Although Fitt was initially considered a nationalist politician, his career often defied the traditional terms used for the discussion of Northern Irish politics.[29] He sometimes said that he considered himself first and foremost a socialist politician rather than a nationalist.[29] For example, on 11 October 1974 he stated, "In Northern Ireland it is very difficult to be a socialist without being labelled a Unionist socialist or an anti-partitionist socialist, but I am a socialist....".[30]


Lord Fitt died on 26 August 2005, at the age of 79, after a long history of heart disease, a widower survived by five of his daughters, one having predeceased him.[31] When his daughters had campaigned for him in elections, they were nicknamed 'the Miss Fitts'.[32][33]

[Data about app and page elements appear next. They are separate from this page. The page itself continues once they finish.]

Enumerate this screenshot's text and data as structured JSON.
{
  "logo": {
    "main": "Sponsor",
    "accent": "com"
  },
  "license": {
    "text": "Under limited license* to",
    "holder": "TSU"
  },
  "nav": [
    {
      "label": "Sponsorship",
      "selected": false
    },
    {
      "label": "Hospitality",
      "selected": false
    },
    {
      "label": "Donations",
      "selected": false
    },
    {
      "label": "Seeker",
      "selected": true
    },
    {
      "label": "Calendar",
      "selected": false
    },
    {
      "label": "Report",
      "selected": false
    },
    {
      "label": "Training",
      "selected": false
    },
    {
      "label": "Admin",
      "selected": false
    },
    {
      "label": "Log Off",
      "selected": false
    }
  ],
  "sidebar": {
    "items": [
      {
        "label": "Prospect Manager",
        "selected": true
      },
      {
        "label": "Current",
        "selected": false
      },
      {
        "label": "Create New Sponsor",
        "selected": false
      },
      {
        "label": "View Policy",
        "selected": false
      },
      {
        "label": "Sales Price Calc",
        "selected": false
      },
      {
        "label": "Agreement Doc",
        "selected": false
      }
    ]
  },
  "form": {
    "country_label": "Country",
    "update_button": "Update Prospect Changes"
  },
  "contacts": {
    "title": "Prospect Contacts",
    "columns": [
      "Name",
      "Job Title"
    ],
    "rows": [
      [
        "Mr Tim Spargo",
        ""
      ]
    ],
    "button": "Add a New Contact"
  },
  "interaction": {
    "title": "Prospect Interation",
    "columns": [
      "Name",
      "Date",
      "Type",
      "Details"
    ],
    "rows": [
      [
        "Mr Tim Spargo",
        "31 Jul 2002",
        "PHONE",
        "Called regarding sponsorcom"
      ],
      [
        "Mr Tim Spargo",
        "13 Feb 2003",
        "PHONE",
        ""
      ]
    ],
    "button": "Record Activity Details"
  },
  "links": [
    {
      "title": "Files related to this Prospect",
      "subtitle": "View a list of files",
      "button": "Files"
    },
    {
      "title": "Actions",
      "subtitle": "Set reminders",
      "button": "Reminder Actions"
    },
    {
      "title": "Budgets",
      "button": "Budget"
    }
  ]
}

See also



  1. ^ Ryder, Chris (2006). Fighting Fitt. Belfast, Northern Ireland: Brehon Press Ltd. pp. 11–14. ISBN 1-905474-11-3.
  2. ^ "Lord Fitt". The Times. London. 27 August 2005.

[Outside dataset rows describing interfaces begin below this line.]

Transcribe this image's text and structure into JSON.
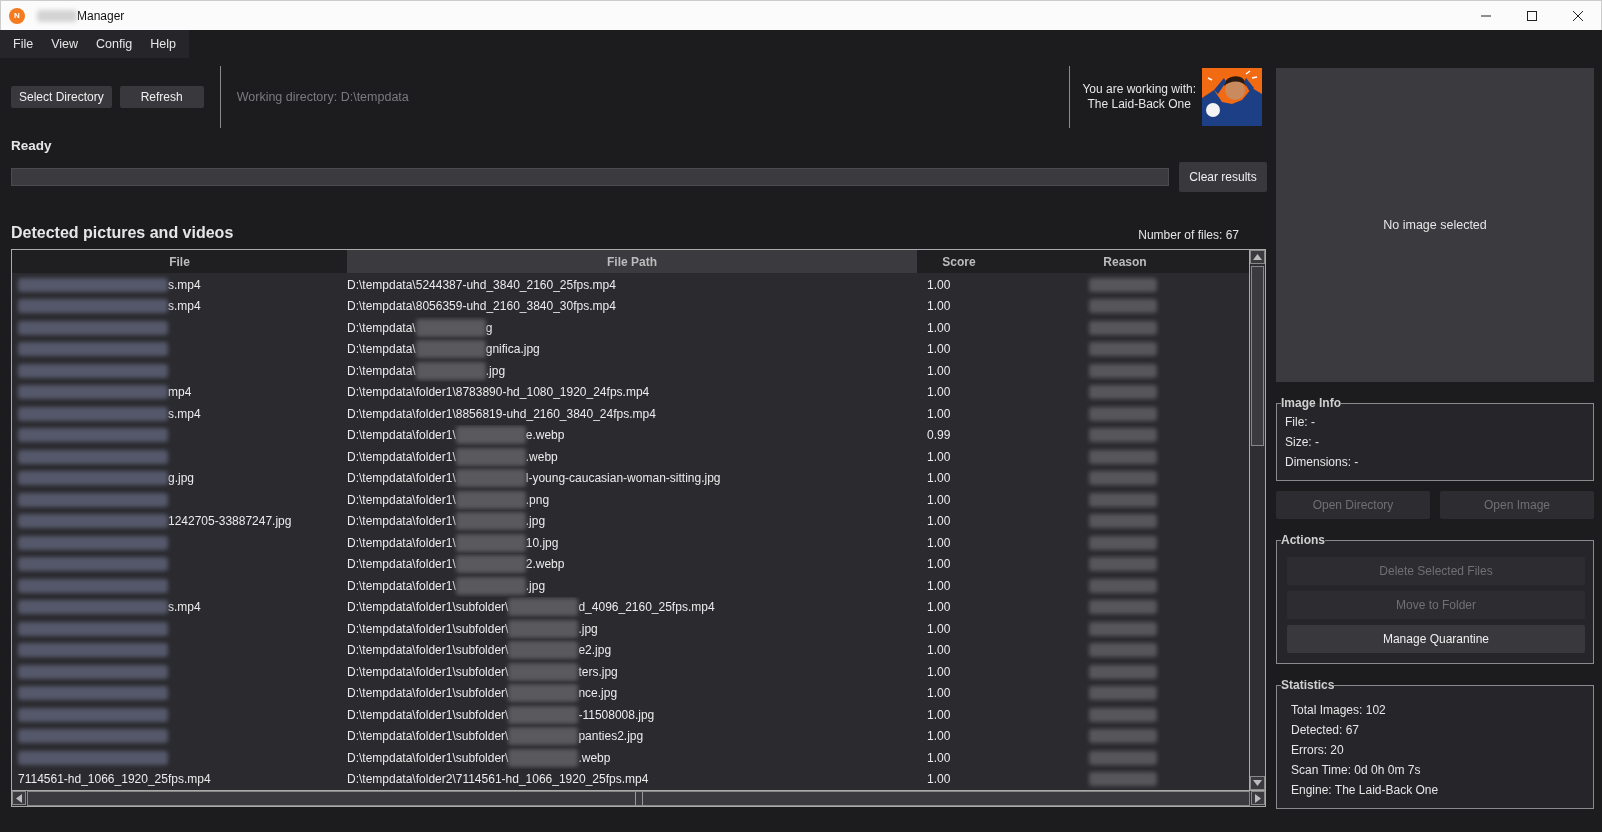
{
  "window": {
    "app_icon_letter": "N",
    "title_redacted": true,
    "title": "Manager"
  },
  "menu": [
    "File",
    "View",
    "Config",
    "Help"
  ],
  "toolbar": {
    "buttons": [
      {
        "label": "Select Directory",
        "disabled": false
      },
      {
        "label": "Refresh",
        "disabled": false
      }
    ],
    "working_directory": "Working directory: D:\\tempdata",
    "engine_caption": "You are working with:",
    "engine_name": "The Laid-Back One"
  },
  "status": "Ready",
  "progress": {
    "level": 0
  },
  "clear_button": "Clear results",
  "results": {
    "heading": "Detected pictures and videos",
    "count": "Number of files: 67",
    "columns": [
      {
        "label": "File",
        "hovered": false
      },
      {
        "label": "File Path",
        "hovered": true
      },
      {
        "label": "Score",
        "hovered": false
      },
      {
        "label": "Reason",
        "hovered": false
      }
    ],
    "rows": [
      {
        "file": {
          "redacted": true,
          "text": "s.mp4"
        },
        "path": {
          "start": "D:\\tempdata\\5244387-uhd_3840_2160_25fps.mp4",
          "redacted": false
        },
        "score": "1.00",
        "reason_redacted": true
      },
      {
        "file": {
          "redacted": true,
          "text": "s.mp4"
        },
        "path": {
          "start": "D:\\tempdata\\8056359-uhd_2160_3840_30fps.mp4",
          "redacted": false
        },
        "score": "1.00",
        "reason_redacted": true
      },
      {
        "file": {
          "redacted": true
        },
        "path": {
          "start": "D:\\tempdata\\",
          "redacted": true,
          "end": "g"
        },
        "score": "1.00",
        "reason_redacted": true
      },
      {
        "file": {
          "redacted": true
        },
        "path": {
          "start": "D:\\tempdata\\",
          "redacted": true,
          "end": "gnifica.jpg"
        },
        "score": "1.00",
        "reason_redacted": true
      },
      {
        "file": {
          "redacted": true
        },
        "path": {
          "start": "D:\\tempdata\\",
          "redacted": true,
          "end": ".jpg"
        },
        "score": "1.00",
        "reason_redacted": true
      },
      {
        "file": {
          "redacted": true,
          "text": "mp4"
        },
        "path": {
          "start": "D:\\tempdata\\folder1\\8783890-hd_1080_1920_24fps.mp4",
          "redacted": false
        },
        "score": "1.00",
        "reason_redacted": true
      },
      {
        "file": {
          "redacted": true,
          "text": "s.mp4"
        },
        "path": {
          "start": "D:\\tempdata\\folder1\\8856819-uhd_2160_3840_24fps.mp4",
          "redacted": false
        },
        "score": "1.00",
        "reason_redacted": true
      },
      {
        "file": {
          "redacted": true
        },
        "path": {
          "start": "D:\\tempdata\\folder1\\",
          "redacted": true,
          "end": "e.webp"
        },
        "score": "0.99",
        "reason_redacted": true
      },
      {
        "file": {
          "redacted": true
        },
        "path": {
          "start": "D:\\tempdata\\folder1\\",
          "redacted": true,
          "end": ".webp"
        },
        "score": "1.00",
        "reason_redacted": true
      },
      {
        "file": {
          "redacted": true,
          "text": "g.jpg"
        },
        "path": {
          "start": "D:\\tempdata\\folder1\\",
          "redacted": true,
          "end": "l-young-caucasian-woman-sitting.jpg"
        },
        "score": "1.00",
        "reason_redacted": true
      },
      {
        "file": {
          "redacted": true
        },
        "path": {
          "start": "D:\\tempdata\\folder1\\",
          "redacted": true,
          "end": ".png"
        },
        "score": "1.00",
        "reason_redacted": true
      },
      {
        "file": {
          "redacted": true,
          "text": "1242705-33887247.jpg"
        },
        "path": {
          "start": "D:\\tempdata\\folder1\\",
          "redacted": true,
          "end": ".jpg"
        },
        "score": "1.00",
        "reason_redacted": true
      },
      {
        "file": {
          "redacted": true
        },
        "path": {
          "start": "D:\\tempdata\\folder1\\",
          "redacted": true,
          "end": "10.jpg"
        },
        "score": "1.00",
        "reason_redacted": true
      },
      {
        "file": {
          "redacted": true
        },
        "path": {
          "start": "D:\\tempdata\\folder1\\",
          "redacted": true,
          "end": "2.webp"
        },
        "score": "1.00",
        "reason_redacted": true
      },
      {
        "file": {
          "redacted": true
        },
        "path": {
          "start": "D:\\tempdata\\folder1\\",
          "redacted": true,
          "end": ".jpg"
        },
        "score": "1.00",
        "reason_redacted": true
      },
      {
        "file": {
          "redacted": true,
          "text": "s.mp4"
        },
        "path": {
          "start": "D:\\tempdata\\folder1\\subfolder\\",
          "redacted": true,
          "end": "d_4096_2160_25fps.mp4"
        },
        "score": "1.00",
        "reason_redacted": true
      },
      {
        "file": {
          "redacted": true
        },
        "path": {
          "start": "D:\\tempdata\\folder1\\subfolder\\",
          "redacted": true,
          "end": ".jpg"
        },
        "score": "1.00",
        "reason_redacted": true
      },
      {
        "file": {
          "redacted": true
        },
        "path": {
          "start": "D:\\tempdata\\folder1\\subfolder\\",
          "redacted": true,
          "end": "e2.jpg"
        },
        "score": "1.00",
        "reason_redacted": true
      },
      {
        "file": {
          "redacted": true
        },
        "path": {
          "start": "D:\\tempdata\\folder1\\subfolder\\",
          "redacted": true,
          "end": "ters.jpg"
        },
        "score": "1.00",
        "reason_redacted": true
      },
      {
        "file": {
          "redacted": true
        },
        "path": {
          "start": "D:\\tempdata\\folder1\\subfolder\\",
          "redacted": true,
          "end": "nce.jpg"
        },
        "score": "1.00",
        "reason_redacted": true
      },
      {
        "file": {
          "redacted": true
        },
        "path": {
          "start": "D:\\tempdata\\folder1\\subfolder\\",
          "redacted": true,
          "end": "-11508008.jpg"
        },
        "score": "1.00",
        "reason_redacted": true
      },
      {
        "file": {
          "redacted": true
        },
        "path": {
          "start": "D:\\tempdata\\folder1\\subfolder\\",
          "redacted": true,
          "end": "panties2.jpg"
        },
        "score": "1.00",
        "reason_redacted": true
      },
      {
        "file": {
          "redacted": true
        },
        "path": {
          "start": "D:\\tempdata\\folder1\\subfolder\\",
          "redacted": true,
          "end": ".webp"
        },
        "score": "1.00",
        "reason_redacted": true
      },
      {
        "file": {
          "redacted": false,
          "text": "7114561-hd_1066_1920_25fps.mp4"
        },
        "path": {
          "start": "D:\\tempdata\\folder2\\7114561-hd_1066_1920_25fps.mp4",
          "redacted": false
        },
        "score": "1.00",
        "reason_redacted": true
      }
    ]
  },
  "preview": {
    "placeholder": "No image selected"
  },
  "image_info": {
    "title": "Image Info",
    "lines": [
      "File: -",
      "Size: -",
      "Dimensions: -"
    ]
  },
  "open_buttons": [
    {
      "label": "Open Directory",
      "disabled": true
    },
    {
      "label": "Open Image",
      "disabled": true
    }
  ],
  "actions": {
    "title": "Actions",
    "buttons": [
      {
        "label": "Delete Selected Files",
        "disabled": true
      },
      {
        "label": "Move to Folder",
        "disabled": true
      },
      {
        "label": "Manage Quarantine",
        "disabled": false
      }
    ]
  },
  "statistics": {
    "title": "Statistics",
    "lines": [
      "Total Images: 102",
      "Detected: 67",
      "Errors: 20",
      "Scan Time: 0d 0h 0m 7s",
      "Engine: The Laid-Back One"
    ]
  }
}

  3. ^ "Lord Fitt". The Daily Telegraph. London. 27 August 2005. Archived from the original on 3 May 2016. Retrieved 2 April 2018.
  4. ^ "War grave details". Archived from the original on 18 July 2011.
  5. ^ "Guardsman George Fitt". Commonwealth War Graves Commission. Archived from the original on 11 May 2021. Retrieved 11 May 2021.
  6. ^ McKittrick & McVea 2012, p. 42-51.
  7. ^ "A Chronology of the Conflict – 1968". Conflict Archive on the Internet (CAIN). Archived from the original on 6 August 2011. Retrieved 11 July 2009.
  8. ^ McKittrick & McVea 2012, p. 47-49.
  9. ^ Murphy 2007, p. 128-131.
  10. ^ "Gerry Fitt's Maiden Speech At Westminster On 25 April 1966 – Northern Ireland Civil Rights". Retrieved 19 January 2023.
  11. ^ Devlin 1993, p. 134-143.
  12. ^ Murphy 2007, p. 164-179.
  13. ^ McKittrick & McVea 2012, p. 114-118.
  14. ^ Moloney, Ed (2007). A secret history of the IRA (2nd ed.). London: Penguin. ISBN 978-0-14-190069-8. OCLC 701497546.
  15. ^ McKittrick & McVea 2012, p. 114.
  16. ^ McKittrick & McVea 2012, p. 118-124.
  17. ^ Murphy 2007, p. 209-290.
  18. ^ Murphy 2007, p. 222-289.
  19. ^ Murphy 2007, p. 242-283.
  20. ^ Murphy 2007, p. 244.
  21. ^ McKittrick & McVea 2012, p. 138-148.
  22. ^ a b Murphy 2007, p. 268.
  23. ^ Murphy 2007, p. 279.
  24. ^ Tonge, Jonathan (2002). Northern Ireland: conflict and change (2nd ed.). Pearson Education. p. 70. ISBN 978-0-582-42400-5. Archived from the original on 23 September 2021. Retrieved 14 October 2009.
  25. ^ "Irish News, 03/12/2018". 3 December 2018. Archived from the original on 23 September 2021. Retrieved 25 August 2019.
  26. ^ Murphy 2007, p. 292.
  27. ^ "No. 49513". The London Gazette. 19 October 1983. p. 13709.
  28. ^ Farr, Berkley (2016). "Sixty Years Ago". Lecale Review (14).
  29. ^ a b Ryder, Chris (2006). Fighting Fitt. Belfast: Brehon Press. p. 33. ISBN 1-905474-11-3.
  30. ^ "As funny in the Commons bar as Eric Morecambe, but willing to take a beating for his social beliefs". 27 August 2005. Archived from the original on 23 September 2021. Retrieved 23 December 2020.
  31. ^ "Lord Fitt dies". the Guardian. 26 August 2005. Archived from the original on 19 September 2014. Retrieved 23 December 2020.
  32. ^ "First leader of SDLP Gerry Fitt dies after long illness". The Irish Times. Archived from the original on 23 September 2021. Retrieved 23 December 2020.
  33. ^ McHardy, Anne (26 August 2005). "Obituary: Lord Fitt". The Guardian. ISSN 0261-3077. Archived from the original on 14 April 2021. Retrieved 23 December 2020.
Parliament of Northern Ireland Preceded byWilliam Oliver Member of Parliament for Belfast Dock 1962–1973 Parliament abolished Parliament of the United Kingdom Preceded byJames Kilfedder Member of Parliament for Belfast West 19661983 Succeeded byGerry Adams Northern Ireland Assembly (1973) New assembly Assembly Member for North Belfast 1973–1974 Assembly abolished Northern Ireland Constitutional Convention New convention Member for North Belfast 1975–1976 Convention dissolved Party political offices New political party Leader of the Republican Labour Party 1964–1970 Succeeded byPatrick Kennedy New political party Leader of the Social Democratic and Labour Party 1970–1979 Succeeded byJohn Hume